Task brief: Set down the data that follows again, exactly as written.

========================

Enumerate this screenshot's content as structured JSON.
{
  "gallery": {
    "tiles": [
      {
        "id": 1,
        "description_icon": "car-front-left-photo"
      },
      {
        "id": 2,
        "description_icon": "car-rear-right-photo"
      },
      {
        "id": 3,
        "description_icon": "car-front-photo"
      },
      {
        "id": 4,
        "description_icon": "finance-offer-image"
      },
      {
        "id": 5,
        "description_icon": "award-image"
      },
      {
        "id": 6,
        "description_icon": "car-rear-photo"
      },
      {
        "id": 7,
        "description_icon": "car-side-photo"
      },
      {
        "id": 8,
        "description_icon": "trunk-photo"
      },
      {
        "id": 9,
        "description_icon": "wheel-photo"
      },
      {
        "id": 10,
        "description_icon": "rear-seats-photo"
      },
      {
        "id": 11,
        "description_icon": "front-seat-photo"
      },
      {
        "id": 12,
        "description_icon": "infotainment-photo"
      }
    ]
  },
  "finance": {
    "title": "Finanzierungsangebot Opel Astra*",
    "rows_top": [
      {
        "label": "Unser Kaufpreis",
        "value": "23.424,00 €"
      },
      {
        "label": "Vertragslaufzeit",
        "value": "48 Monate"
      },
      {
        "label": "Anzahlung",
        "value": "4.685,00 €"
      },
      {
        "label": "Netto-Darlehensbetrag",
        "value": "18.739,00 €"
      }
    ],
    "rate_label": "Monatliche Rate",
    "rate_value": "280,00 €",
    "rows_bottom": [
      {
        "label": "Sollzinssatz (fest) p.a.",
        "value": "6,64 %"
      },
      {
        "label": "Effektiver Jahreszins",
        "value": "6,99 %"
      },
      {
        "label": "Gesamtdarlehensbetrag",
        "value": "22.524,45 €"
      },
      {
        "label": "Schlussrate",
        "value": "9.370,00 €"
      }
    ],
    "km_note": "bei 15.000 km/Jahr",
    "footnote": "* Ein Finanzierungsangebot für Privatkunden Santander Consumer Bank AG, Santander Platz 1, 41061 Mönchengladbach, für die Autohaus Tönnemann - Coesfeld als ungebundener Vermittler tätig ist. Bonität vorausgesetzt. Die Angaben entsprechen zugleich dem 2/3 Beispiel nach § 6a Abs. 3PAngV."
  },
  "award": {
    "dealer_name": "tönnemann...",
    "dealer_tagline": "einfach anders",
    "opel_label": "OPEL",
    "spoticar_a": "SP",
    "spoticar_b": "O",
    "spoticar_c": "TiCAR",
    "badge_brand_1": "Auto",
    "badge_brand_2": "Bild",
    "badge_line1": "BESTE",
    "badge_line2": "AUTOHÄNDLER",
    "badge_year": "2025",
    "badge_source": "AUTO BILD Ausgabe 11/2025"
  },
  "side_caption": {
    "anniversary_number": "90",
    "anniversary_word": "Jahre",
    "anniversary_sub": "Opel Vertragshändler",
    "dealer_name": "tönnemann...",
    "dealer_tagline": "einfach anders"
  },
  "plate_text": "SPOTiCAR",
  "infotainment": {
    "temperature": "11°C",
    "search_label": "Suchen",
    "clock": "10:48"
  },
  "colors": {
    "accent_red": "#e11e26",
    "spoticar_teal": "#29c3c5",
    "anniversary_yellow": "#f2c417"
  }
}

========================

Reply:
Enumerate this screenshot's content as structured JSON.
{
  "gallery": {
    "tiles": [
      {
        "id": 1,
        "description_icon": "car-front-left-photo"
      },
      {
        "id": 2,
        "description_icon": "car-rear-right-photo"
      },
      {
        "id": 3,
        "description_icon": "car-front-photo"
      },
      {
        "id": 4,
        "description_icon": "finance-offer-image"
      },
      {
        "id": 5,
        "description_icon": "award-image"
      },
      {
        "id": 6,
        "description_icon": "car-rear-photo"
      },
      {
        "id": 7,
        "description_icon": "car-side-photo"
      },
      {
        "id": 8,
        "description_icon": "trunk-photo"
      },
      {
        "id": 9,
        "description_icon": "wheel-photo"
      },
      {
        "id": 10,
        "description_icon": "rear-seats-photo"
      },
      {
        "id": 11,
        "description_icon": "front-seat-photo"
      },
      {
        "id": 12,
        "description_icon": "infotainment-photo"
      }
    ]
  },
  "finance": {
    "title": "Finanzierungsangebot Opel Astra*",
    "rows_top": [
      {
        "label": "Unser Kaufpreis",
        "value": "23.424,00 €"
      },
      {
        "label": "Vertragslaufzeit",
        "value": "48 Monate"
      },
      {
        "label": "Anzahlung",
        "value": "4.685,00 €"
      },
      {
        "label": "Netto-Darlehensbetrag",
        "value": "18.739,00 €"
      }
    ],
    "rate_label": "Monatliche Rate",
    "rate_value": "280,00 €",
    "rows_bottom": [
      {
        "label": "Sollzinssatz (fest) p.a.",
        "value": "6,64 %"
      },
      {
        "label": "Effektiver Jahreszins",
        "value": "6,99 %"
      },
      {
        "label": "Gesamtdarlehensbetrag",
        "value": "22.524,45 €"
      },
      {
        "label": "Schlussrate",
        "value": "9.370,00 €"
      }
    ],
    "km_note": "bei 15.000 km/Jahr",
    "footnote": "* Ein Finanzierungsangebot für Privatkunden Santander Consumer Bank AG, Santander Platz 1, 41061 Mönchengladbach, für die Autohaus Tönnemann - Coesfeld als ungebundener Vermittler tätig ist. Bonität vorausgesetzt. Die Angaben entsprechen zugleich dem 2/3 Beispiel nach § 6a Abs. 3PAngV."
  },
  "award": {
    "dealer_name": "tönnemann...",
    "dealer_tagline": "einfach anders",
    "opel_label": "OPEL",
    "spoticar_a": "SP",
    "spoticar_b": "O",
    "spoticar_c": "TiCAR",
    "badge_brand_1": "Auto",
    "badge_brand_2": "Bild",
    "badge_line1": "BESTE",
    "badge_line2": "AUTOHÄNDLER",
    "badge_year": "2025",
    "badge_source": "AUTO BILD Ausgabe 11/2025"
  },
  "side_caption": {
    "anniversary_number": "90",
    "anniversary_word": "Jahre",
    "anniversary_sub": "Opel Vertragshändler",
    "dealer_name": "tönnemann...",
    "dealer_tagline": "einfach anders"
  },
  "plate_text": "SPOTiCAR",
  "infotainment": {
    "temperature": "11°C",
    "search_label": "Suchen",
    "clock": "10:48"
  },
  "colors": {
    "accent_red": "#e11e26",
    "spoticar_teal": "#29c3c5",
    "anniversary_yellow": "#f2c417"
  }
}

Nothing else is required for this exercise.